The role of a Peace Corps volunteer has become a lot more complicated this week. We are representatives of the American federal government. Part of our job description is sharing American values. I’m not so clear on what those are anymore.
America elected a person who directly threatens my queerness. This choice validates the actions of predatory men that I, and every woman I know, have encountered. It brings the suffering of my Jewish ancestry into focus like never before. It devalues and endangers most of the people I love. And here I am in Zambia, a Peace Corps volunteer.
Some volunteers wish they could be home right now and some are scared to ever return. We’re overwhelmed by Facebook. We see many in deep mourning and anger and fear as well as plenty of white people posting about shiny happy superficial things as if nothing happened.
What does it mean to do international development work in the midst of this nightmare?
How do we make sense of working abroad when our own country is failing? Is that selfish?
What can I say to my colleagues when they remark in astonishment, “How are some Americans so horrible that they would elect someone so horrible, someone who doesn’t like us blacks”?
Do I crush my students’ dreams of going to America one day and tell them they are safer in Zambia?
I certainly hope that the perception of international development work as well-meaning altruistic twenty-somethings off to save those poor African [or insert any developing nation here] souls is forever disrupted.

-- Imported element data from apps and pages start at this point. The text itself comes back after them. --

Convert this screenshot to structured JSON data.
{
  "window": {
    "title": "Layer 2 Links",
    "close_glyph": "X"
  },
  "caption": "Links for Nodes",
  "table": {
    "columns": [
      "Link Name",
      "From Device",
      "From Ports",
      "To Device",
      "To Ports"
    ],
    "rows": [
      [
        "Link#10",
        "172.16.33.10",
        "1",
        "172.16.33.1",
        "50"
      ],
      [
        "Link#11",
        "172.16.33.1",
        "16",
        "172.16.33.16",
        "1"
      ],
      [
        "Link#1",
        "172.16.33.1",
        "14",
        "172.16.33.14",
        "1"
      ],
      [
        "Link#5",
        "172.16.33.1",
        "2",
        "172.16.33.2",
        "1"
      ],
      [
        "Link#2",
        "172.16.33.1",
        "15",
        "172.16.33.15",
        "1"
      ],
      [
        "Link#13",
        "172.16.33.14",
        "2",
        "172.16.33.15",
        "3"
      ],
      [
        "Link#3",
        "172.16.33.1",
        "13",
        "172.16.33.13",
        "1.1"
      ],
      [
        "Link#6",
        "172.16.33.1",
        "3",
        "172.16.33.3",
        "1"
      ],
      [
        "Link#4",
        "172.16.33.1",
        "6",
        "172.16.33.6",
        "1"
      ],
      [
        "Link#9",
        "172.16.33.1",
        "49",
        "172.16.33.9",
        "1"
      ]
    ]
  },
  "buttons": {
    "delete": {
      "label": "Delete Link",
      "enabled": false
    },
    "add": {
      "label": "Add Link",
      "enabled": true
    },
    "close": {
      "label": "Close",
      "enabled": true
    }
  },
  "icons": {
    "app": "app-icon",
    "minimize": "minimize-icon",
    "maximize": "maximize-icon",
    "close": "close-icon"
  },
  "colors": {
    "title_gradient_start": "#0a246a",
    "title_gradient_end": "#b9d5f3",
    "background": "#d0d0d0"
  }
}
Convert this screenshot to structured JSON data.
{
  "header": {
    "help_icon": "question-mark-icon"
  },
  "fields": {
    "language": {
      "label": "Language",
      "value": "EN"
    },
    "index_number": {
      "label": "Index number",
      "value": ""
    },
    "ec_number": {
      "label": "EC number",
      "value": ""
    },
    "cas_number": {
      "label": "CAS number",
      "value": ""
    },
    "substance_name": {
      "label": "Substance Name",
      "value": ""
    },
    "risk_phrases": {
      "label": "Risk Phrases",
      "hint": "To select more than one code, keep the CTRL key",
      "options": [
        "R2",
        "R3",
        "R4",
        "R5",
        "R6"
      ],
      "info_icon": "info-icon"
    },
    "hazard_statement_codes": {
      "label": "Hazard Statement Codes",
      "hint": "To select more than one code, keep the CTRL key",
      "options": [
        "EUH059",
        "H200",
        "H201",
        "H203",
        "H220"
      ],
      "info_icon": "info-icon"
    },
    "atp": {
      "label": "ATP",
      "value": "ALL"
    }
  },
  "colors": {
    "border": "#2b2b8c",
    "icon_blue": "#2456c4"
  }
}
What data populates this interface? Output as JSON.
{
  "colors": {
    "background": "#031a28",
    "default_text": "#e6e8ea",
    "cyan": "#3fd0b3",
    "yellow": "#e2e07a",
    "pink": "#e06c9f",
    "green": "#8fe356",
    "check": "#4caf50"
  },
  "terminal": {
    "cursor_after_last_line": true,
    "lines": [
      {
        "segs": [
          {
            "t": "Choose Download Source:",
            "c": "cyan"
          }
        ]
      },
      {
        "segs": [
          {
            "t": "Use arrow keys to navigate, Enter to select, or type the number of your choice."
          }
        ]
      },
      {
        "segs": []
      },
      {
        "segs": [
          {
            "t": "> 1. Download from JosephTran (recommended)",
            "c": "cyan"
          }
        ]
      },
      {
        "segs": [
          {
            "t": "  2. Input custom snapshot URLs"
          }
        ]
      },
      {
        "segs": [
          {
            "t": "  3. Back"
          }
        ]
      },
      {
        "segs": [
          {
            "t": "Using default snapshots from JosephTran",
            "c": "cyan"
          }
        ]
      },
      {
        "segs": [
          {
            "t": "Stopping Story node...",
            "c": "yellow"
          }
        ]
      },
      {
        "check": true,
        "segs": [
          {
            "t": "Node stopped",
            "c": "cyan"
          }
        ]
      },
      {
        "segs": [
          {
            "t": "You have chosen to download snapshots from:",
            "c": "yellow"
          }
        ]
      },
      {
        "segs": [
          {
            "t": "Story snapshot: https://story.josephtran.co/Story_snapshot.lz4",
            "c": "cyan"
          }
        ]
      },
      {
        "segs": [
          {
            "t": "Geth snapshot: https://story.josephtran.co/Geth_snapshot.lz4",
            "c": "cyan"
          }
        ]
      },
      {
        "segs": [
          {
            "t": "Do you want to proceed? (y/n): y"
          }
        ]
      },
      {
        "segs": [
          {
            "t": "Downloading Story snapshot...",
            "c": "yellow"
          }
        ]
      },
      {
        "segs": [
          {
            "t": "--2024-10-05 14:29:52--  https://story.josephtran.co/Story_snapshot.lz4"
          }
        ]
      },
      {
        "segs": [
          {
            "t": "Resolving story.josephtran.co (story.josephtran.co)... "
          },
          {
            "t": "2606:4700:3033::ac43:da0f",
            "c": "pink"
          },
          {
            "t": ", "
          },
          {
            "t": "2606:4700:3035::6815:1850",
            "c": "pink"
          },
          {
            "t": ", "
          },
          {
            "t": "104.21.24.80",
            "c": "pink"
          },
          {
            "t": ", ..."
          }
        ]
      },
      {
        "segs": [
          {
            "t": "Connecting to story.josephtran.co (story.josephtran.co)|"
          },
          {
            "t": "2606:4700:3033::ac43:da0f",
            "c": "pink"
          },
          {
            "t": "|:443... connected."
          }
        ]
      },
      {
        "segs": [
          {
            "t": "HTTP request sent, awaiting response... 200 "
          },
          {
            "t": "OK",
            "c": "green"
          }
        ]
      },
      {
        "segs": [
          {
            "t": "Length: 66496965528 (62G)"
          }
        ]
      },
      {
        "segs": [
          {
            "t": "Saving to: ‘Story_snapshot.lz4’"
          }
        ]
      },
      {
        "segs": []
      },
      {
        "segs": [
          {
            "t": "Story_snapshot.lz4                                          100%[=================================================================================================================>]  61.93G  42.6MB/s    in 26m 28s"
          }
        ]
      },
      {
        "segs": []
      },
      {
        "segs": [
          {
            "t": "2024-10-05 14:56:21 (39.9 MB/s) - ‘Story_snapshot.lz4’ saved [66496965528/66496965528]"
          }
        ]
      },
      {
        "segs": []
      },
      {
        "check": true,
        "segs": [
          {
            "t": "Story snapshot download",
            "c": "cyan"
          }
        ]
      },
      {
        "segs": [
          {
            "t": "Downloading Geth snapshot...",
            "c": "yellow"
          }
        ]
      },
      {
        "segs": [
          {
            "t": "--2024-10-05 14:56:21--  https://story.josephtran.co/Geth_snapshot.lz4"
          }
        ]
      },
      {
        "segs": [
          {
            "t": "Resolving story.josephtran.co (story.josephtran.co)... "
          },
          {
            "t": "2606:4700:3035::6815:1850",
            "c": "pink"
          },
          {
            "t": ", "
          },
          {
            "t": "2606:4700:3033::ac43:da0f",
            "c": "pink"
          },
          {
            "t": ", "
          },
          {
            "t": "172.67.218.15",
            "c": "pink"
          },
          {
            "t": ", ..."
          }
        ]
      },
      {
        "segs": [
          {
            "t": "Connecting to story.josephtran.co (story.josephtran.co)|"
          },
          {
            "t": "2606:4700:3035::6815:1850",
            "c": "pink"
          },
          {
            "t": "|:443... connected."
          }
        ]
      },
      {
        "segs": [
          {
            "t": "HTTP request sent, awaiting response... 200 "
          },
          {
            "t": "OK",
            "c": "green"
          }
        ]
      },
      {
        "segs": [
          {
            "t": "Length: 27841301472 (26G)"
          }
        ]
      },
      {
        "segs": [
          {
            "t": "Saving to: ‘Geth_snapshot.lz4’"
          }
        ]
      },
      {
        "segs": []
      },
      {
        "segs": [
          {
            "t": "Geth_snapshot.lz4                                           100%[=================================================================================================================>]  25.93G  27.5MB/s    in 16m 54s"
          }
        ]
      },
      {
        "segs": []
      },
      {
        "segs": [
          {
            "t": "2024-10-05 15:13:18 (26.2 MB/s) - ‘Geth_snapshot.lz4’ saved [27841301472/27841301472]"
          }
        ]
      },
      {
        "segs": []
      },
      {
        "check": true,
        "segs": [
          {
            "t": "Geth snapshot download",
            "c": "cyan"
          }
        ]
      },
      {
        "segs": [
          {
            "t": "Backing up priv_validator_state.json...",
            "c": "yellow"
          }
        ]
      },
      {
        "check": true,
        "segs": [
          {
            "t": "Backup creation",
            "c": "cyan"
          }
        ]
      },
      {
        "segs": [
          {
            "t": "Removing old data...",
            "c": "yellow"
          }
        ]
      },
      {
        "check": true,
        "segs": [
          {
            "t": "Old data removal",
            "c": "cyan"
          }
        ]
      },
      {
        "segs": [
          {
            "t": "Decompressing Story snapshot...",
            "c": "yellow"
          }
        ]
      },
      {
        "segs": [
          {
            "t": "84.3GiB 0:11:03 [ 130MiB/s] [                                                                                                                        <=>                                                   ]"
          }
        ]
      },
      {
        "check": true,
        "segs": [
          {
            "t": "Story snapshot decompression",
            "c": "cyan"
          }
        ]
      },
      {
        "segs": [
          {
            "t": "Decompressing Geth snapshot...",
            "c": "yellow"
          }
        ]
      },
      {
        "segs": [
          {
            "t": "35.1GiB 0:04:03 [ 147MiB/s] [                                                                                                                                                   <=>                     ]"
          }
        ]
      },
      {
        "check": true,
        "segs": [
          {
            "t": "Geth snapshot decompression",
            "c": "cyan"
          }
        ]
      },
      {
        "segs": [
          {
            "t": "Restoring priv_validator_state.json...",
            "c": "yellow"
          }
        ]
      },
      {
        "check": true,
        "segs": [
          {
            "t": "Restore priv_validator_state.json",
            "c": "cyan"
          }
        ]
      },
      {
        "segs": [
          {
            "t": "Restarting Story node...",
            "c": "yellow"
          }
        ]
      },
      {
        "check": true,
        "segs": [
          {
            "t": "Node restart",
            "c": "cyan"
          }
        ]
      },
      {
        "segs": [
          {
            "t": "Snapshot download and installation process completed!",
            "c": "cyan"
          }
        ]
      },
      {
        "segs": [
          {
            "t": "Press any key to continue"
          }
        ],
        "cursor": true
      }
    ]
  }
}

Where my attention lies now is soaking up what I can learn from my host country. I need to continue working alongside capable individuals who are different and accepting them, tolerating them, but most of all newly appreciating how much they accept and tolerate me. What can they teach me about peace? How do they view democracy? What are the ways that they support and protect each other? How can I take these lessons home to America?
I’ve learned that my Zambian village can have five churches with a vast array of beliefs coexisting in a small, close knit space. I’ve witnessed that government schools in this Christian nation can teach their children about Muslims and Hinduism with no judgment. I’ve had conversations in which Zambians were shocked at our level of gun violence when somehow they’ve been able to run a politically stable country with hardly any gun ownership, let alone violence.
This is not an “everything is going to be okay” moment. Everything is already not okay. And it won’t be for a long while. But this is a time to reevaluate why we do the work that we do and why it matters.